▸ **Exercise details**
Every word of the data must be reproduced in your reply exactly.

Element data from apps and pages
★ ★ ★ ★ ★
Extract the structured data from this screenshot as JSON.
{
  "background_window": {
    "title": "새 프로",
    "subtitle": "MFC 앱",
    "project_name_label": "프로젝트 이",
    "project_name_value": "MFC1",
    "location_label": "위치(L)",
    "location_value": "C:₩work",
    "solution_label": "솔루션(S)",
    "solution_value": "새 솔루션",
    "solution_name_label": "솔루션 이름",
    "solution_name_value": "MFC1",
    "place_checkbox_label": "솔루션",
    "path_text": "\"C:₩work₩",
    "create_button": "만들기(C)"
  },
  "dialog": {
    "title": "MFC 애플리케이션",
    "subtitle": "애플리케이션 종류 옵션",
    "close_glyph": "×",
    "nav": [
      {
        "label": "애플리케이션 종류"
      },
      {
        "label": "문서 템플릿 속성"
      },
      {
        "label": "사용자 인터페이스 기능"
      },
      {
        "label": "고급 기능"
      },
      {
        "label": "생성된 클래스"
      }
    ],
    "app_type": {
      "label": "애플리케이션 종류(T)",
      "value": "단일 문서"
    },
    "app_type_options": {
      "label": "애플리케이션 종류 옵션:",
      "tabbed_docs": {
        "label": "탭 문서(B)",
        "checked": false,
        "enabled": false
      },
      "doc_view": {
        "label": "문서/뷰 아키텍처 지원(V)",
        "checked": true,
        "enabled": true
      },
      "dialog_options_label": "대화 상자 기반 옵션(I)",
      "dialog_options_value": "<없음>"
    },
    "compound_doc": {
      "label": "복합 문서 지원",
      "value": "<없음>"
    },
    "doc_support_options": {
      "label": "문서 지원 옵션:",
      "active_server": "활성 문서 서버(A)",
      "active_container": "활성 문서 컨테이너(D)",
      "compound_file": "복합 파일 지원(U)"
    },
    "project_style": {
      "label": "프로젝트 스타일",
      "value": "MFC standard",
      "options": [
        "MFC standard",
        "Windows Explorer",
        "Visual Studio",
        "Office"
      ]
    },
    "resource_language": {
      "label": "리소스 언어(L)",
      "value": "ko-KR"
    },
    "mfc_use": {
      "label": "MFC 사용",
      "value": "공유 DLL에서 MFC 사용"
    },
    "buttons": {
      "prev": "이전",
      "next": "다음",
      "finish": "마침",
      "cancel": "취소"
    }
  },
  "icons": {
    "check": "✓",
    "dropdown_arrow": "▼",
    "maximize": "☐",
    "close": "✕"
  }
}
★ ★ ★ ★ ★
▸ **Expected output**
Extract the structured data from this screenshot as JSON.
{
  "background_window": {
    "title": "새 프로",
    "subtitle": "MFC 앱",
    "project_name_label": "프로젝트 이",
    "project_name_value": "MFC1",
    "location_label": "위치(L)",
    "location_value": "C:₩work",
    "solution_label": "솔루션(S)",
    "solution_value": "새 솔루션",
    "solution_name_label": "솔루션 이름",
    "solution_name_value": "MFC1",
    "place_checkbox_label": "솔루션",
    "path_text": "\"C:₩work₩",
    "create_button": "만들기(C)"
  },
  "dialog": {
    "title": "MFC 애플리케이션",
    "subtitle": "애플리케이션 종류 옵션",
    "close_glyph": "×",
    "nav": [
      {
        "label": "애플리케이션 종류"
      },
      {
        "label": "문서 템플릿 속성"
      },
      {
        "label": "사용자 인터페이스 기능"
      },
      {
        "label": "고급 기능"
      },
      {
        "label": "생성된 클래스"
      }
    ],
    "app_type": {
      "label": "애플리케이션 종류(T)",
      "value": "단일 문서"
    },
    "app_type_options": {
      "label": "애플리케이션 종류 옵션:",
      "tabbed_docs": {
        "label": "탭 문서(B)",
        "checked": false,
        "enabled": false
      },
      "doc_view": {
        "label": "문서/뷰 아키텍처 지원(V)",
        "checked": true,
        "enabled": true
      },
      "dialog_options_label": "대화 상자 기반 옵션(I)",
      "dialog_options_value": "<없음>"
    },
    "compound_doc": {
      "label": "복합 문서 지원",
      "value": "<없음>"
    },
    "doc_support_options": {
      "label": "문서 지원 옵션:",
      "active_server": "활성 문서 서버(A)",
      "active_container": "활성 문서 컨테이너(D)",
      "compound_file": "복합 파일 지원(U)"
    },
    "project_style": {
      "label": "프로젝트 스타일",
      "value": "MFC standard",
      "options": [
        "MFC standard",
        "Windows Explorer",
        "Visual Studio",
        "Office"
      ]
    },
    "resource_language": {
      "label": "리소스 언어(L)",
      "value": "ko-KR"
    },
    "mfc_use": {
      "label": "MFC 사용",
      "value": "공유 DLL에서 MFC 사용"
    },
    "buttons": {
      "prev": "이전",
      "next": "다음",
      "finish": "마침",
      "cancel": "취소"
    }
  },
  "icons": {
    "check": "✓",
    "dropdown_arrow": "▼",
    "maximize": "☐",
    "close": "✕"
  }
}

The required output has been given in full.